Former Dons winger Ben Thornley today revealed he would have stayed at Pittodrie – had then-boss Ebbe Skovdahl made it clear he was leaving.
A member of Manchester United’s “Class of 92”, Thornley was tipped for greatness alongside team-mates like David Beckham, Paul Scholes, Ryan Giggs and the Neville brothers.
But at 18 his rise was derailed by a career-threatening knee injury just as he had broken into Sir Alex Ferguson’s first team squad.
Thornley, 43, arrived at Pittodrie on a two-year deal in August 2001 and helped the Reds qualify for Europe.
However, he left to join Blackpool halfway through the final year of his contract.
Thornley, whose autobiography is out on Monday, today insisted he was desperate to remain a Don and would have stayed if Skovdahl had confirmed he also planned to leave Pittodrie.
Instead, by the time new boss Steve Paterson asked him to stay on, he was committed to moving.
He told the Evening Express: “I never really got an explanation from Ebbe Skovdahl why he inexplicably decided not to play me that second season.
“I had a really good pre-season and when the start of the campaign came I was in the team but then I wasn’t getting a game.
“My contract was into the final year and if you are not playing you have a decision to make.
“I knew there were clubs down in England that were interested in at least speaking to me about signing a pre-contract in January.
“So I approached the manager and said as first team opportunities here are limited and if he didn’t plan to use me would it be okay to go and speak to other clubs with a view to moving permanently somewhere else.
“Without any hesitation he said ‘yes, fine’.
“What Ebbe didn’t tell me was he was also planning on leaving.
“That was the same time Steve Paterson and Duncan Shearer took over, however ill fated that was.
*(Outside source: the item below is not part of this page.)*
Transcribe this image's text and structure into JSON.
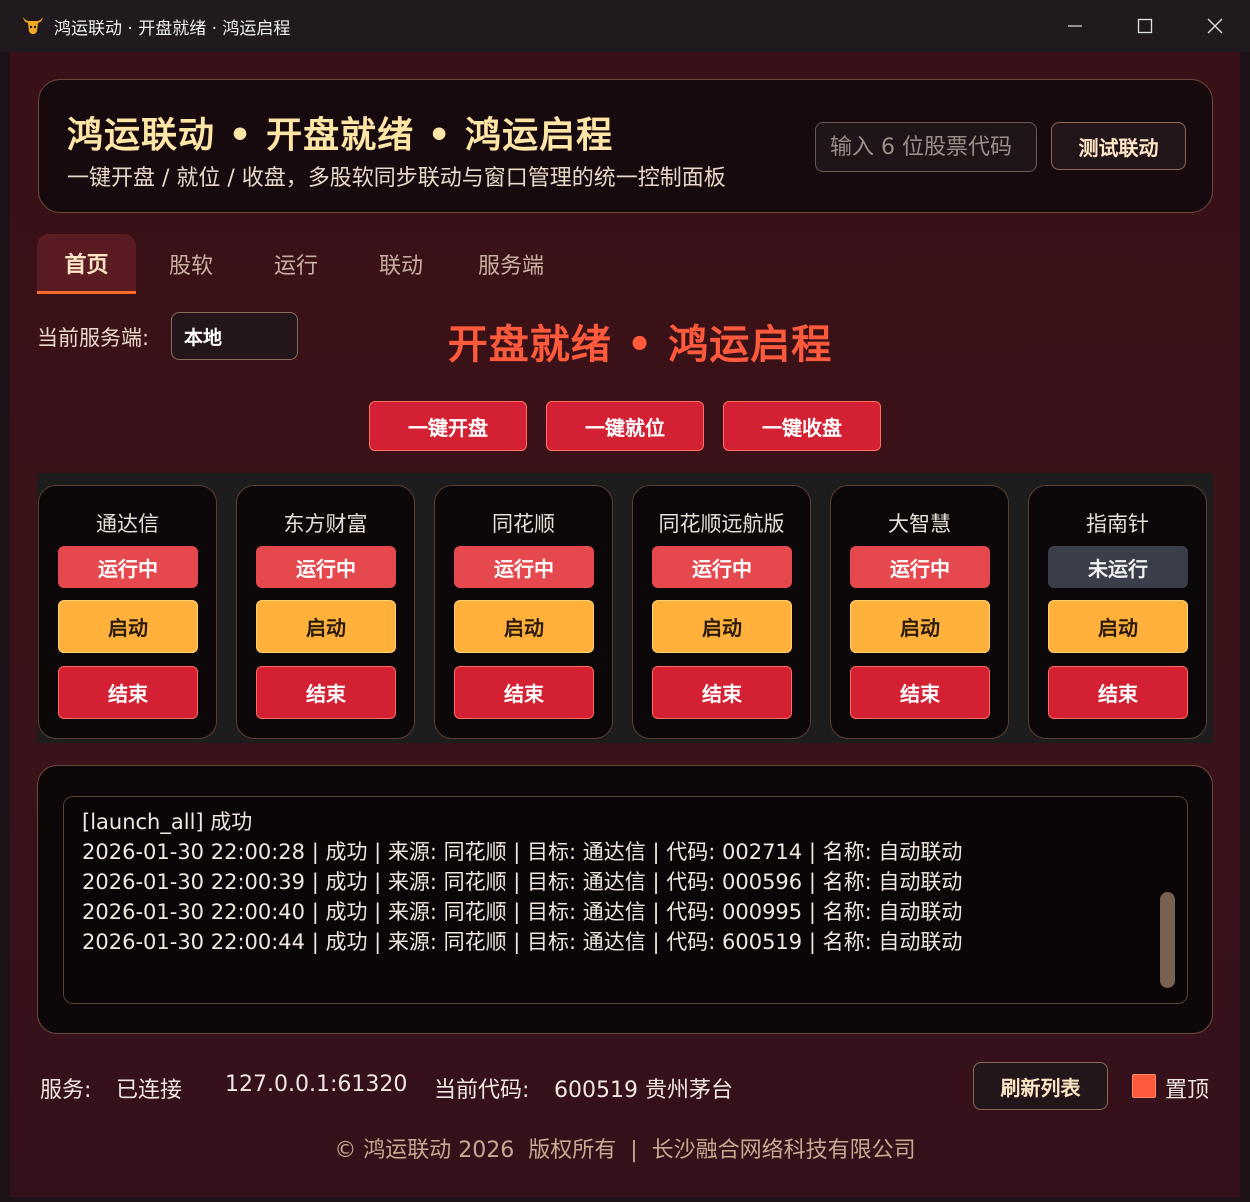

I continued to train with the club after Ebbe had gone.
“Both Steve and Duncan said whatever had gone on before they would really like me to stay.”
What the pair did not know was that prior to their arrival Thornley had already been down in England talking to Blackpool.
He returned to Aberdeen and fulfilled his time up until Christmas, having already arranged to start down south on January 1.
“If they had asked me before that I would have stayed, no question as I really enjoyed it. And it would have been a managerial team I knew wanted me.”
Thornley made 33 appearances for the Dons with the last as a substitute in a 2-1 loss at Partick Thistle in November 2002.
That month Skovdahl also decided to quit as manager, insisting he would leave at the end of the season or sooner if a suitable replacement was found.
Aberdeen appointed Inverness Caley Thistle boss Paterson on December 10, with goal-scoring legend Shearer as his assistant.
Thornley still does not know why he fell out of favour, particularly with Skovdahl’s side that in losing to Partick had gone seven league games without a win.
In his autobiography Tackled: The Class of 92 Star Who Never Got to Graduate, Thornley admits he drank every weekend while in the Granite City.
He said: “I can’t remember one Saturday night in Aberdeen when I stayed in, nor that many Sundays. I was always in control but I knew it was excessive.
“When I was on my own I’d rarely go out during the week and if I did, I wouldn’t drink.
“But come Saturday night, and all day Sunday, I’d more than make up for that.”
However, Thornley insists he was a consummate professional on training and game days during his 18 months with the Dons.
He said: “For whatever reason, be it if he was going to play a different way or use different personnel, Ebbe decided he wasn’t going to play me but I am pretty sure it wasn’t my personality.
“Wherever I have been I have never been disruptive, insubordinate or caused any manager any problems. I wanted to make sure that continued with Ebbe.
“I went to see him. I didn’t go behind his back and I got the answer that I knew was coming.
“I just wanted it to be clarified and he did which meant I could move on, and the manager could do the same without problems.”
After Blackpool he would go on to play for Bury and Halifax before dropping into non league football with Bacup Borough.
He said: “I had a great time at Aberdeen and have fond memories of the club and the city.
“They made it so easy for me to integrate and once I got myself relatively fit I got into the team and scored on my home debut against Motherwell, which was special (4-2 win, August 2002) to me. There is a little regret about my time at Aberdeen that we did not get further in the cups.
“In my first season we did well and qualified for Europe. Outside of the Old Firm we always felt there was a good chance we would get to at least one final.
“But Livingston absolutely battered us at Pittodrie (6-1 defeat, League Cup, October 9 2001).
“It would have been great to experience Hampden, but it didn’t happen.”
Tackled: The Class of 92 Star Who Never Got to Graduate is out on Monday October 15, through Pitch Publishing Ltd.